» **Activity**
Could you retype the records word for word but without any pictures?

*-*-*

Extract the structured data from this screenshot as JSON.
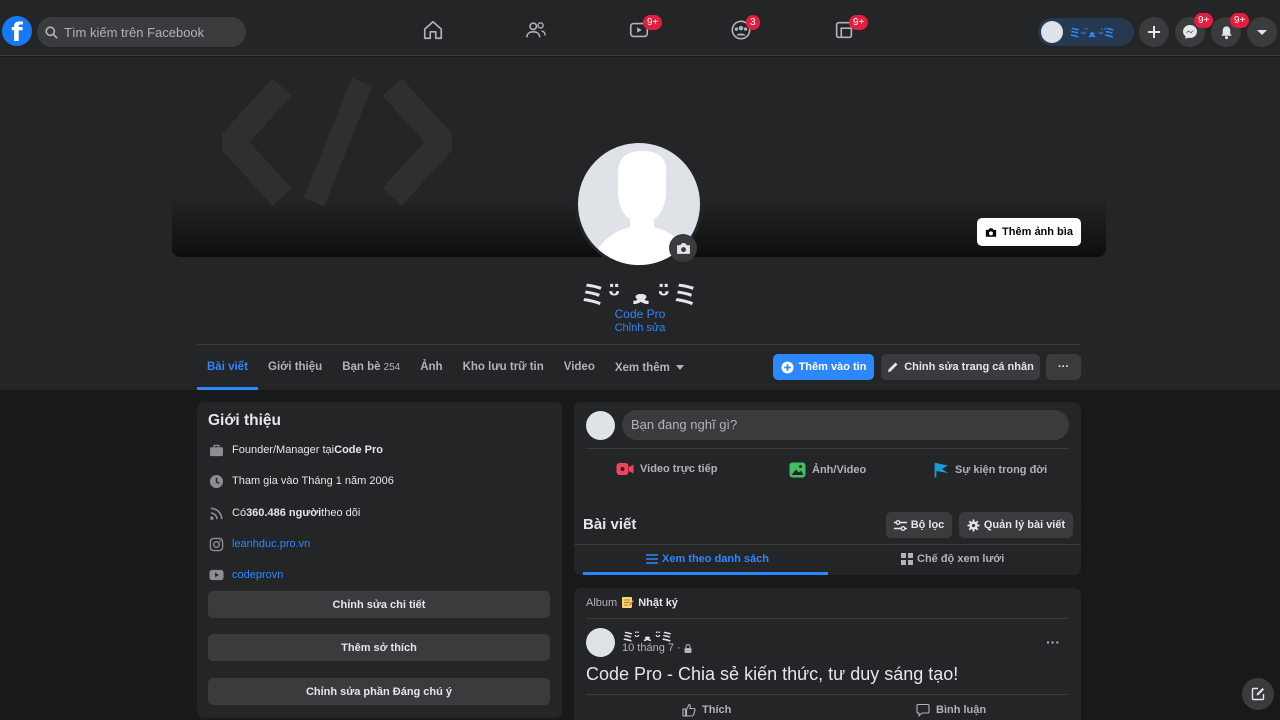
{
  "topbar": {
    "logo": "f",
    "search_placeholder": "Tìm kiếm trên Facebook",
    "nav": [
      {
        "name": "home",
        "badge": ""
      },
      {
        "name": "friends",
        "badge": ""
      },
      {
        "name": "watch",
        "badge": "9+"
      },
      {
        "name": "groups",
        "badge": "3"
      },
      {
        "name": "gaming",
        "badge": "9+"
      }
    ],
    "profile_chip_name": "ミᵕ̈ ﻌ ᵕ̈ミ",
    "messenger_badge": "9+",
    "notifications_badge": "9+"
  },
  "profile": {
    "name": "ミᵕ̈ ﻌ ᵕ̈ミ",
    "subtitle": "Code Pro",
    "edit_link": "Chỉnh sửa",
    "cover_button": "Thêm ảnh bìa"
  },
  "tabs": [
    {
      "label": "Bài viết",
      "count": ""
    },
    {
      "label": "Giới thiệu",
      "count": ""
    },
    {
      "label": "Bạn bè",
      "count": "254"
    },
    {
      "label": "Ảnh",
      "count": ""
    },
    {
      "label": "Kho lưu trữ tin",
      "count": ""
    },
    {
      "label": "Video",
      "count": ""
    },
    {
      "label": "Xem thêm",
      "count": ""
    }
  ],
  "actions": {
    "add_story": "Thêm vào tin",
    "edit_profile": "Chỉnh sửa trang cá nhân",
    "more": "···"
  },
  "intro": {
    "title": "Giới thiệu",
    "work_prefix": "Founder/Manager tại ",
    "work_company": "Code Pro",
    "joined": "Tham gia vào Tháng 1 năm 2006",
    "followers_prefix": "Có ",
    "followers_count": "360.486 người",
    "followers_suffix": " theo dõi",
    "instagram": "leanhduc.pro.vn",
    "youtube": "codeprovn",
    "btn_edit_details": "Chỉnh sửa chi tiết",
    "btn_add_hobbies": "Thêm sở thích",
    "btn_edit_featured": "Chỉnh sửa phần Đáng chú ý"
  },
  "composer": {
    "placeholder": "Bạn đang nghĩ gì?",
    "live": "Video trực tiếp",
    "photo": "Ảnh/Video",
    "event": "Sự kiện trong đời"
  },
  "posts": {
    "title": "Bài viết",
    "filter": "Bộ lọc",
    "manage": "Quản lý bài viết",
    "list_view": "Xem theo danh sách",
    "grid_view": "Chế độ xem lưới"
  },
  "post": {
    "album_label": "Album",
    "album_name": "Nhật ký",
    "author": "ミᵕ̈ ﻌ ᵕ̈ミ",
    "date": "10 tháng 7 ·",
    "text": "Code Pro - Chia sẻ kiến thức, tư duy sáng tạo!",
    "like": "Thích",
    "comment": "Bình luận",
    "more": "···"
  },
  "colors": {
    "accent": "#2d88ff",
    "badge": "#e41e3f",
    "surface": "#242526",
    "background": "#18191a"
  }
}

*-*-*

» **Solution below**
Extract the structured data from this screenshot as JSON.
{
  "topbar": {
    "logo": "f",
    "search_placeholder": "Tìm kiếm trên Facebook",
    "nav": [
      {
        "name": "home",
        "badge": ""
      },
      {
        "name": "friends",
        "badge": ""
      },
      {
        "name": "watch",
        "badge": "9+"
      },
      {
        "name": "groups",
        "badge": "3"
      },
      {
        "name": "gaming",
        "badge": "9+"
      }
    ],
    "profile_chip_name": "ミᵕ̈ ﻌ ᵕ̈ミ",
    "messenger_badge": "9+",
    "notifications_badge": "9+"
  },
  "profile": {
    "name": "ミᵕ̈ ﻌ ᵕ̈ミ",
    "subtitle": "Code Pro",
    "edit_link": "Chỉnh sửa",
    "cover_button": "Thêm ảnh bìa"
  },
  "tabs": [
    {
      "label": "Bài viết",
      "count": ""
    },
    {
      "label": "Giới thiệu",
      "count": ""
    },
    {
      "label": "Bạn bè",
      "count": "254"
    },
    {
      "label": "Ảnh",
      "count": ""
    },
    {
      "label": "Kho lưu trữ tin",
      "count": ""
    },
    {
      "label": "Video",
      "count": ""
    },
    {
      "label": "Xem thêm",
      "count": ""
    }
  ],
  "actions": {
    "add_story": "Thêm vào tin",
    "edit_profile": "Chỉnh sửa trang cá nhân",
    "more": "···"
  },
  "intro": {
    "title": "Giới thiệu",
    "work_prefix": "Founder/Manager tại ",
    "work_company": "Code Pro",
    "joined": "Tham gia vào Tháng 1 năm 2006",
    "followers_prefix": "Có ",
    "followers_count": "360.486 người",
    "followers_suffix": " theo dõi",
    "instagram": "leanhduc.pro.vn",
    "youtube": "codeprovn",
    "btn_edit_details": "Chỉnh sửa chi tiết",
    "btn_add_hobbies": "Thêm sở thích",
    "btn_edit_featured": "Chỉnh sửa phần Đáng chú ý"
  },
  "composer": {
    "placeholder": "Bạn đang nghĩ gì?",
    "live": "Video trực tiếp",
    "photo": "Ảnh/Video",
    "event": "Sự kiện trong đời"
  },
  "posts": {
    "title": "Bài viết",
    "filter": "Bộ lọc",
    "manage": "Quản lý bài viết",
    "list_view": "Xem theo danh sách",
    "grid_view": "Chế độ xem lưới"
  },
  "post": {
    "album_label": "Album",
    "album_name": "Nhật ký",
    "author": "ミᵕ̈ ﻌ ᵕ̈ミ",
    "date": "10 tháng 7 ·",
    "text": "Code Pro - Chia sẻ kiến thức, tư duy sáng tạo!",
    "like": "Thích",
    "comment": "Bình luận",
    "more": "···"
  },
  "colors": {
    "accent": "#2d88ff",
    "badge": "#e41e3f",
    "surface": "#242526",
    "background": "#18191a"
  }
}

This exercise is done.